Romania: Mandatory prepaid SIM registration ruled unconstitutional

By EDRi · September 24, 2014

The Romanian Constitutional Court (CCR) ruled on 16 September 2014 that a law that required the mandatory registration of all prepaid SIM cards and free WiFi users, is unconstitutional, as a whole.

The Court reviewed the law as a result of the Romanian Ombudsman’s objection concerning its possible unconstitutionality. Several human rights NGOs asked the Ombudsman in July 2014 to notify the CCR regarding the law which had been recently adopted, and to ask the Court to rule on the law’s constitutionality before its promulgation by the President.

Also, on 15 September 2014, a Romanian association for the defence of human rights APADOR-CH and EDRi-member ApTI submitted an amicus curiae requesting the CCR to rule the law unconstitutional, as it breaches the right to privacy.

The Court ruled that

“the law’s provisions are not precise and predictable, and the manner in which the necessary data regarding the registration of prepaid SIM cards and WiFi hotspot users is retained and stored does not provide sufficient means to guarantee the necessary efficient protections for these personal data against abuse or any other kind of unlawful access to and use of these data.”

The full argumentation on this case will be published in approximately one month in the Official Journal.

This is the second important ruling of the CCR on privacy issues, after its decision from 8 July 2014 that declared the second data retention law unconstitutional.

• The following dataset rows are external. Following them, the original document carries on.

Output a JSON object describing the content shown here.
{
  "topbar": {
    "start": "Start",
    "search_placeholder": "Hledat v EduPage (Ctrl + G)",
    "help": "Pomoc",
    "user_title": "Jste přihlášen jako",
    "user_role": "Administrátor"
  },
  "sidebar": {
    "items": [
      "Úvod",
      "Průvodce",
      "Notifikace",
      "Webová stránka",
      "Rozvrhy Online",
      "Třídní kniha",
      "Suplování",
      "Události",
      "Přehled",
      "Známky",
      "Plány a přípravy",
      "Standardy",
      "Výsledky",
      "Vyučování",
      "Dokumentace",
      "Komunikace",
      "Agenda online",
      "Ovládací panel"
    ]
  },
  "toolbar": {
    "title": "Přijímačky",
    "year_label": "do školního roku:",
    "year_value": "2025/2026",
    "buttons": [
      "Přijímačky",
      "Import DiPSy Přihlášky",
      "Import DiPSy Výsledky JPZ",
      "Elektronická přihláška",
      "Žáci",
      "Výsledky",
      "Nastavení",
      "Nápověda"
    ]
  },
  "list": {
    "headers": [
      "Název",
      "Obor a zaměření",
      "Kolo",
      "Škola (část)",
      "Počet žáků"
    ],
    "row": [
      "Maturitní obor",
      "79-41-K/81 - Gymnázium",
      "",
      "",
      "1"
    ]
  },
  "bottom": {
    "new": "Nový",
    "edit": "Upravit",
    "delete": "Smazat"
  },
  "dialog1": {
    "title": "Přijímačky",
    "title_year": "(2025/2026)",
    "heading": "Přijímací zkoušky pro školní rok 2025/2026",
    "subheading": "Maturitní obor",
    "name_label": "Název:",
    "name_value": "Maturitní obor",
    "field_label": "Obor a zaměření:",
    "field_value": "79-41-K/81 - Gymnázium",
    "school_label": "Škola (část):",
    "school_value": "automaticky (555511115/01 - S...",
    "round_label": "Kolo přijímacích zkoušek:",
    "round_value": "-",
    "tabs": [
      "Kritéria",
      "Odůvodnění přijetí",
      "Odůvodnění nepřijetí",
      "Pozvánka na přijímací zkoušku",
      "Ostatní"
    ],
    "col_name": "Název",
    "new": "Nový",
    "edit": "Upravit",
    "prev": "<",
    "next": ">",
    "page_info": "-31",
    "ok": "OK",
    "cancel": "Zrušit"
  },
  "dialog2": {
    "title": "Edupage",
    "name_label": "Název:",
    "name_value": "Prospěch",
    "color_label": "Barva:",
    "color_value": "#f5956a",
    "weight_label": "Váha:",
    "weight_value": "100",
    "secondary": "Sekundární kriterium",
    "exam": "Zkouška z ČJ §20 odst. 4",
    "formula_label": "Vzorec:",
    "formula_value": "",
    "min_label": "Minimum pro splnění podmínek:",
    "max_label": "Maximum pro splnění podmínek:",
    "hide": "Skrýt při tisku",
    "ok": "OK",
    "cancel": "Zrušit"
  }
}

The decisions triggered quick and aggressive reactions in the media from the Romanian Intelligence Service (SRI), Romanian Ministry of Internal Affairs, and politicians from the Committees supervising the SRI activity, all claiming that the CCR decisions have made a “legal vacuum” and now the terrorists will flood Romania to buy prepaid SIM cards.

In an unprecedented move, the CCR issued a press release counterattacking those arguments and reiterating the legal arguments used in their decisions. The SRI came back the following day with a press release with more allegations that in these circumstances the institution may not defend the national security and that now anonymity is allowed in communications.

But one should not be fooled by the smoke, as all this “security-forces-alleged-drama” has some real interests behind it.

First, as the full argumentation behind the unconstitutionality of the prepaid law was not published yet, it is meant to pressure the CCR to water down the decision, so that another law could be initiated.

Secondly, the security institutions in Romania want to push a new data retention law and another attempt (it would be the fifth one now) for mandatory prepaid SIM cards as quick as possible.

Thirdly, all this talk hides the interests on another draft law – on cybersecurity – that was quietly adopted by the Chamber of Deputies and received just two days prior to the debate in the Senate (which is the decisive chamber for this law). As reported earlier in EDRi-gram, that law will give the right for SRI and other nine public institutions to have access to the computer data held by those companies, at a simple “motivated request” from these institutions in their own attributions.

Romania: The law mandating the registration of prepaid SIM cards has been ruled unconstitutional (19.09.2014)

SRI Press release on the legal vaccum created by the CCR decisions (only in Romanian, 20.09.2014)

CCR press release on the decision on law on the pre-pay cards (only in Romanian, 16.09.2014)

CCR press release answering the SRI allegations (only in Romanian, 18.09.2014)

EDRi-gram: Romania: No communication without registration (02.07.2014)

ApTI: Amicus Curiae to the CCR (only in Romanian, 15.09.2014)

(Contribution by Bogdan Manolea, EDRi-member ApTI, Romania)